WORK REQUIRED
Please repeat the data exactly. Any picture in it stays out.

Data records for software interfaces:
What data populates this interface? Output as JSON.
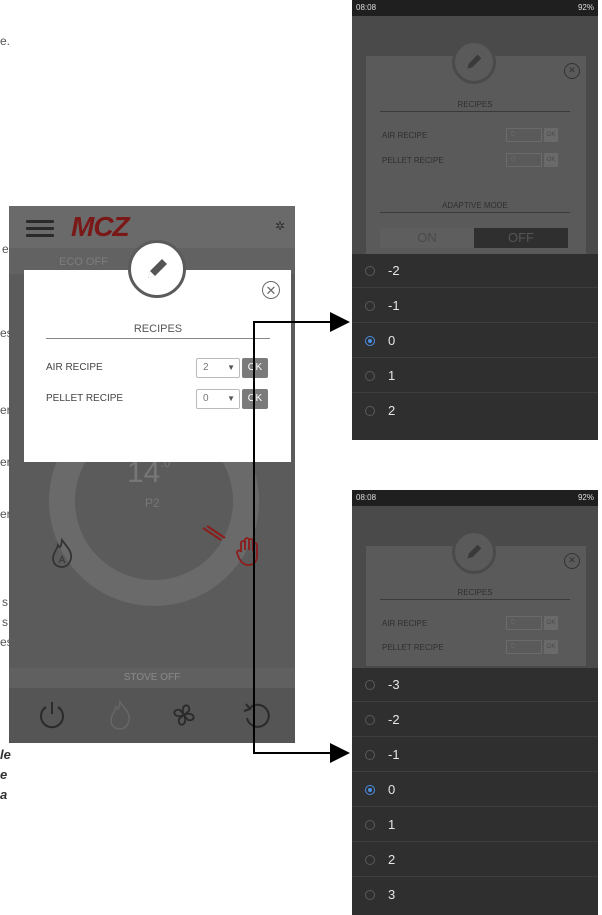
{
  "page_fragments": [
    "e.",
    "e",
    "es",
    "er",
    "er",
    "er",
    "s",
    "s",
    "es",
    "le",
    "e",
    "a"
  ],
  "app": {
    "logo": "MCZ",
    "strip_text": "ECO OFF",
    "temperature": "14",
    "temperature_unit": ".0",
    "power_level": "P2",
    "status": "STOVE OFF"
  },
  "dialog": {
    "section_title": "RECIPES",
    "rows": [
      {
        "label": "AIR RECIPE",
        "value": "2",
        "ok": "OK"
      },
      {
        "label": "PELLET RECIPE",
        "value": "0",
        "ok": "OK"
      }
    ]
  },
  "phone_top": {
    "status_time": "08:08",
    "status_right": "92%",
    "section_title": "RECIPES",
    "rows": [
      {
        "label": "AIR RECIPE",
        "value": "0",
        "ok": "OK"
      },
      {
        "label": "PELLET RECIPE",
        "value": "0",
        "ok": "OK"
      }
    ],
    "adaptive_title": "ADAPTIVE MODE",
    "toggle_on": "ON",
    "toggle_off": "OFF",
    "options": [
      "-2",
      "-1",
      "0",
      "1",
      "2"
    ],
    "selected": "0"
  },
  "phone_bottom": {
    "status_time": "08:08",
    "status_right": "92%",
    "section_title": "RECIPES",
    "rows": [
      {
        "label": "AIR RECIPE",
        "value": "0",
        "ok": "OK"
      },
      {
        "label": "PELLET RECIPE",
        "value": "0",
        "ok": "OK"
      }
    ],
    "options": [
      "-3",
      "-2",
      "-1",
      "0",
      "1",
      "2",
      "3"
    ],
    "selected": "0"
  }
}
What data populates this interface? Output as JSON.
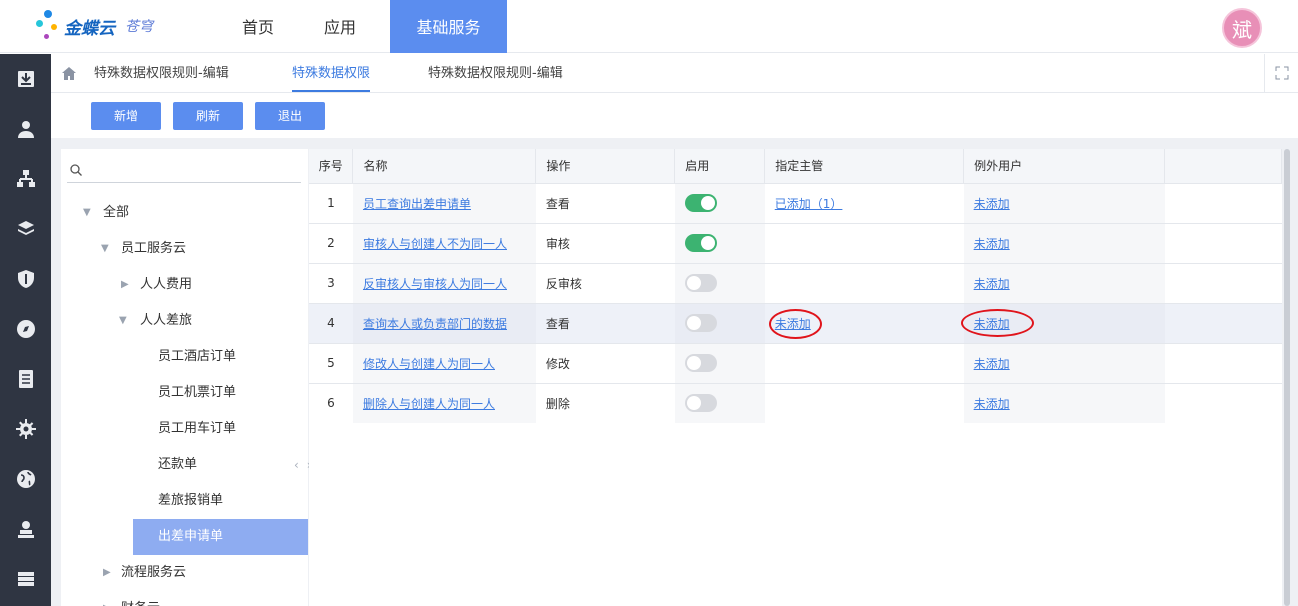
{
  "brand": {
    "name": "金蝶云",
    "sub": "苍穹"
  },
  "topnav": [
    {
      "label": "首页"
    },
    {
      "label": "应用"
    },
    {
      "label": "基础服务",
      "active": true
    }
  ],
  "user": {
    "avatar_text": "斌"
  },
  "rail_icons": [
    "download-icon",
    "user-icon",
    "org-chart-icon",
    "layers-icon",
    "shield-icon",
    "compass-icon",
    "document-icon",
    "gear-icon",
    "globe-icon",
    "person-stamp-icon",
    "server-icon"
  ],
  "tabs": [
    {
      "label": "特殊数据权限规则-编辑"
    },
    {
      "label": "特殊数据权限",
      "active": true
    },
    {
      "label": "特殊数据权限规则-编辑"
    }
  ],
  "toolbar": {
    "add": "新增",
    "refresh": "刷新",
    "exit": "退出"
  },
  "tree": {
    "search_placeholder": "",
    "nodes": [
      {
        "label": "全部",
        "level": 0,
        "arrow": "▼"
      },
      {
        "label": "员工服务云",
        "level": 1,
        "arrow": "▼"
      },
      {
        "label": "人人费用",
        "level": 2,
        "arrow": "▶"
      },
      {
        "label": "人人差旅",
        "level": 2,
        "arrow": "▼"
      },
      {
        "label": "员工酒店订单",
        "level": 3
      },
      {
        "label": "员工机票订单",
        "level": 3
      },
      {
        "label": "员工用车订单",
        "level": 3
      },
      {
        "label": "还款单",
        "level": 3
      },
      {
        "label": "差旅报销单",
        "level": 3
      },
      {
        "label": "出差申请单",
        "level": 3,
        "selected": true
      },
      {
        "label": "流程服务云",
        "level": 1,
        "arrow": "▶"
      },
      {
        "label": "财务云",
        "level": 1,
        "arrow": "▶"
      }
    ]
  },
  "table": {
    "headers": {
      "idx": "序号",
      "name": "名称",
      "op": "操作",
      "enabled": "启用",
      "manager": "指定主管",
      "exception": "例外用户"
    },
    "rows": [
      {
        "idx": "1",
        "name": "员工查询出差申请单",
        "op": "查看",
        "enabled": true,
        "manager": "已添加（1）",
        "exception": "未添加"
      },
      {
        "idx": "2",
        "name": "审核人与创建人不为同一人",
        "op": "审核",
        "enabled": true,
        "manager": "",
        "exception": "未添加"
      },
      {
        "idx": "3",
        "name": "反审核人与审核人为同一人",
        "op": "反审核",
        "enabled": false,
        "manager": "",
        "exception": "未添加"
      },
      {
        "idx": "4",
        "name": "查询本人或负责部门的数据",
        "op": "查看",
        "enabled": false,
        "manager": "未添加",
        "exception": "未添加",
        "highlight": true
      },
      {
        "idx": "5",
        "name": "修改人与创建人为同一人",
        "op": "修改",
        "enabled": false,
        "manager": "",
        "exception": "未添加"
      },
      {
        "idx": "6",
        "name": "删除人与创建人为同一人",
        "op": "删除",
        "enabled": false,
        "manager": "",
        "exception": "未添加"
      }
    ]
  },
  "colors": {
    "accent": "#5b8def",
    "link": "#3d7be0",
    "toggle_on": "#3cb371",
    "annotation": "#e0141b",
    "rail": "#2f3542"
  }
}
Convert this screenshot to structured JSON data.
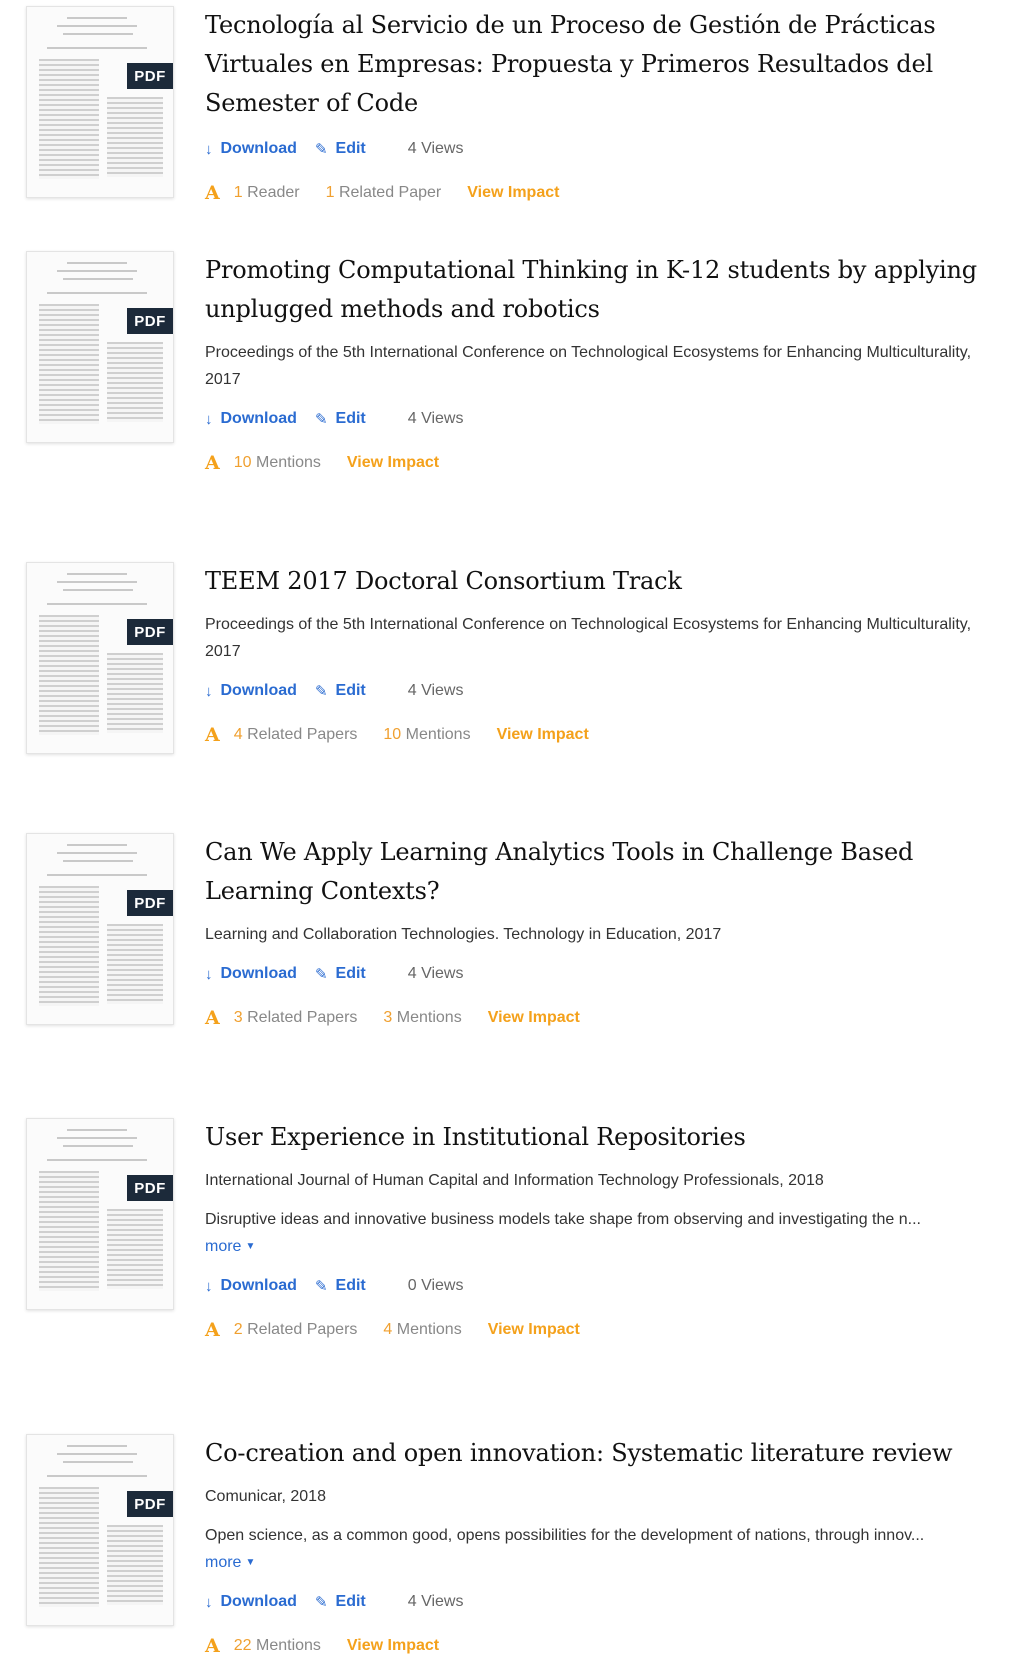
{
  "pdf_label": "PDF",
  "download_label": "Download",
  "edit_label": "Edit",
  "view_impact_label": "View Impact",
  "more_label": "more",
  "papers": [
    {
      "title": "Tecnología al Servicio de un Proceso de Gestión de Prácticas Virtuales en Empresas: Propuesta y Primeros Resultados del Semester of Code",
      "meta": "",
      "abstract": "",
      "views": "4 Views",
      "stats": [
        {
          "num": "1",
          "label": "Reader"
        },
        {
          "num": "1",
          "label": "Related Paper"
        }
      ]
    },
    {
      "title": "Promoting Computational Thinking in K-12 students by applying unplugged methods and robotics",
      "meta": "Proceedings of the 5th International Conference on Technological Ecosystems for Enhancing Multiculturality, 2017",
      "abstract": "",
      "views": "4 Views",
      "stats": [
        {
          "num": "10",
          "label": "Mentions"
        }
      ]
    },
    {
      "title": "TEEM 2017 Doctoral Consortium Track",
      "meta": "Proceedings of the 5th International Conference on Technological Ecosystems for Enhancing Multiculturality, 2017",
      "abstract": "",
      "views": "4 Views",
      "stats": [
        {
          "num": "4",
          "label": "Related Papers"
        },
        {
          "num": "10",
          "label": "Mentions"
        }
      ]
    },
    {
      "title": "Can We Apply Learning Analytics Tools in Challenge Based Learning Contexts?",
      "meta": "Learning and Collaboration Technologies. Technology in Education, 2017",
      "abstract": "",
      "views": "4 Views",
      "stats": [
        {
          "num": "3",
          "label": "Related Papers"
        },
        {
          "num": "3",
          "label": "Mentions"
        }
      ]
    },
    {
      "title": "User Experience in Institutional Repositories",
      "meta": "International Journal of Human Capital and Information Technology Professionals, 2018",
      "abstract": "Disruptive ideas and innovative business models take shape from observing and investigating the n...",
      "views": "0 Views",
      "stats": [
        {
          "num": "2",
          "label": "Related Papers"
        },
        {
          "num": "4",
          "label": "Mentions"
        }
      ]
    },
    {
      "title": "Co-creation and open innovation: Systematic literature review",
      "meta": "Comunicar, 2018",
      "abstract": "Open science, as a common good, opens possibilities for the development of nations, through innov...",
      "views": "4 Views",
      "stats": [
        {
          "num": "22",
          "label": "Mentions"
        }
      ]
    }
  ]
}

SOLUTION TO THE EXERCISE
What data populates this interface? Output as JSON.
{
  "page_fragments": [
    "e.",
    "e",
    "es",
    "er",
    "er",
    "er",
    "s",
    "s",
    "es",
    "le",
    "e",
    "a"
  ],
  "app": {
    "logo": "MCZ",
    "strip_text": "ECO OFF",
    "temperature": "14",
    "temperature_unit": ".0",
    "power_level": "P2",
    "status": "STOVE OFF"
  },
  "dialog": {
    "section_title": "RECIPES",
    "rows": [
      {
        "label": "AIR RECIPE",
        "value": "2",
        "ok": "OK"
      },
      {
        "label": "PELLET RECIPE",
        "value": "0",
        "ok": "OK"
      }
    ]
  },
  "phone_top": {
    "status_time": "08:08",
    "status_right": "92%",
    "section_title": "RECIPES",
    "rows": [
      {
        "label": "AIR RECIPE",
        "value": "0",
        "ok": "OK"
      },
      {
        "label": "PELLET RECIPE",
        "value": "0",
        "ok": "OK"
      }
    ],
    "adaptive_title": "ADAPTIVE MODE",
    "toggle_on": "ON",
    "toggle_off": "OFF",
    "options": [
      "-2",
      "-1",
      "0",
      "1",
      "2"
    ],
    "selected": "0"
  },
  "phone_bottom": {
    "status_time": "08:08",
    "status_right": "92%",
    "section_title": "RECIPES",
    "rows": [
      {
        "label": "AIR RECIPE",
        "value": "0",
        "ok": "OK"
      },
      {
        "label": "PELLET RECIPE",
        "value": "0",
        "ok": "OK"
      }
    ],
    "options": [
      "-3",
      "-2",
      "-1",
      "0",
      "1",
      "2",
      "3"
    ],
    "selected": "0"
  }
}
What data populates this interface? Output as JSON.
{
  "brand": {
    "name": "金蝶云",
    "sub": "苍穹"
  },
  "topnav": [
    {
      "label": "首页"
    },
    {
      "label": "应用"
    },
    {
      "label": "基础服务",
      "active": true
    }
  ],
  "user": {
    "avatar_text": "斌"
  },
  "rail_icons": [
    "download-icon",
    "user-icon",
    "org-chart-icon",
    "layers-icon",
    "shield-icon",
    "compass-icon",
    "document-icon",
    "gear-icon",
    "globe-icon",
    "person-stamp-icon",
    "server-icon"
  ],
  "tabs": [
    {
      "label": "特殊数据权限规则-编辑"
    },
    {
      "label": "特殊数据权限",
      "active": true
    },
    {
      "label": "特殊数据权限规则-编辑"
    }
  ],
  "toolbar": {
    "add": "新增",
    "refresh": "刷新",
    "exit": "退出"
  },
  "tree": {
    "search_placeholder": "",
    "nodes": [
      {
        "label": "全部",
        "level": 0,
        "arrow": "▼"
      },
      {
        "label": "员工服务云",
        "level": 1,
        "arrow": "▼"
      },
      {
        "label": "人人费用",
        "level": 2,
        "arrow": "▶"
      },
      {
        "label": "人人差旅",
        "level": 2,
        "arrow": "▼"
      },
      {
        "label": "员工酒店订单",
        "level": 3
      },
      {
        "label": "员工机票订单",
        "level": 3
      },
      {
        "label": "员工用车订单",
        "level": 3
      },
      {
        "label": "还款单",
        "level": 3
      },
      {
        "label": "差旅报销单",
        "level": 3
      },
      {
        "label": "出差申请单",
        "level": 3,
        "selected": true
      },
      {
        "label": "流程服务云",
        "level": 1,
        "arrow": "▶"
      },
      {
        "label": "财务云",
        "level": 1,
        "arrow": "▶"
      }
    ]
  },
  "table": {
    "headers": {
      "idx": "序号",
      "name": "名称",
      "op": "操作",
      "enabled": "启用",
      "manager": "指定主管",
      "exception": "例外用户"
    },
    "rows": [
      {
        "idx": "1",
        "name": "员工查询出差申请单",
        "op": "查看",
        "enabled": true,
        "manager": "已添加（1）",
        "exception": "未添加"
      },
      {
        "idx": "2",
        "name": "审核人与创建人不为同一人",
        "op": "审核",
        "enabled": true,
        "manager": "",
        "exception": "未添加"
      },
      {
        "idx": "3",
        "name": "反审核人与审核人为同一人",
        "op": "反审核",
        "enabled": false,
        "manager": "",
        "exception": "未添加"
      },
      {
        "idx": "4",
        "name": "查询本人或负责部门的数据",
        "op": "查看",
        "enabled": false,
        "manager": "未添加",
        "exception": "未添加",
        "highlight": true
      },
      {
        "idx": "5",
        "name": "修改人与创建人为同一人",
        "op": "修改",
        "enabled": false,
        "manager": "",
        "exception": "未添加"
      },
      {
        "idx": "6",
        "name": "删除人与创建人为同一人",
        "op": "删除",
        "enabled": false,
        "manager": "",
        "exception": "未添加"
      }
    ]
  },
  "colors": {
    "accent": "#5b8def",
    "link": "#3d7be0",
    "toggle_on": "#3cb371",
    "annotation": "#e0141b",
    "rail": "#2f3542"
  }
}
Convert this screenshot to structured JSON data.
{
  "pdf_label": "PDF",
  "download_label": "Download",
  "edit_label": "Edit",
  "view_impact_label": "View Impact",
  "more_label": "more",
  "papers": [
    {
      "title": "Tecnología al Servicio de un Proceso de Gestión de Prácticas Virtuales en Empresas: Propuesta y Primeros Resultados del Semester of Code",
      "meta": "",
      "abstract": "",
      "views": "4 Views",
      "stats": [
        {
          "num": "1",
          "label": "Reader"
        },
        {
          "num": "1",
          "label": "Related Paper"
        }
      ]
    },
    {
      "title": "Promoting Computational Thinking in K-12 students by applying unplugged methods and robotics",
      "meta": "Proceedings of the 5th International Conference on Technological Ecosystems for Enhancing Multiculturality, 2017",
      "abstract": "",
      "views": "4 Views",
      "stats": [
        {
          "num": "10",
          "label": "Mentions"
        }
      ]
    },
    {
      "title": "TEEM 2017 Doctoral Consortium Track",
      "meta": "Proceedings of the 5th International Conference on Technological Ecosystems for Enhancing Multiculturality, 2017",
      "abstract": "",
      "views": "4 Views",
      "stats": [
        {
          "num": "4",
          "label": "Related Papers"
        },
        {
          "num": "10",
          "label": "Mentions"
        }
      ]
    },
    {
      "title": "Can We Apply Learning Analytics Tools in Challenge Based Learning Contexts?",
      "meta": "Learning and Collaboration Technologies. Technology in Education, 2017",
      "abstract": "",
      "views": "4 Views",
      "stats": [
        {
          "num": "3",
          "label": "Related Papers"
        },
        {
          "num": "3",
          "label": "Mentions"
        }
      ]
    },
    {
      "title": "User Experience in Institutional Repositories",
      "meta": "International Journal of Human Capital and Information Technology Professionals, 2018",
      "abstract": "Disruptive ideas and innovative business models take shape from observing and investigating the n...",
      "views": "0 Views",
      "stats": [
        {
          "num": "2",
          "label": "Related Papers"
        },
        {
          "num": "4",
          "label": "Mentions"
        }
      ]
    },
    {
      "title": "Co-creation and open innovation: Systematic literature review",
      "meta": "Comunicar, 2018",
      "abstract": "Open science, as a common good, opens possibilities for the development of nations, through innov...",
      "views": "4 Views",
      "stats": [
        {
          "num": "22",
          "label": "Mentions"
        }
      ]
    }
  ]
}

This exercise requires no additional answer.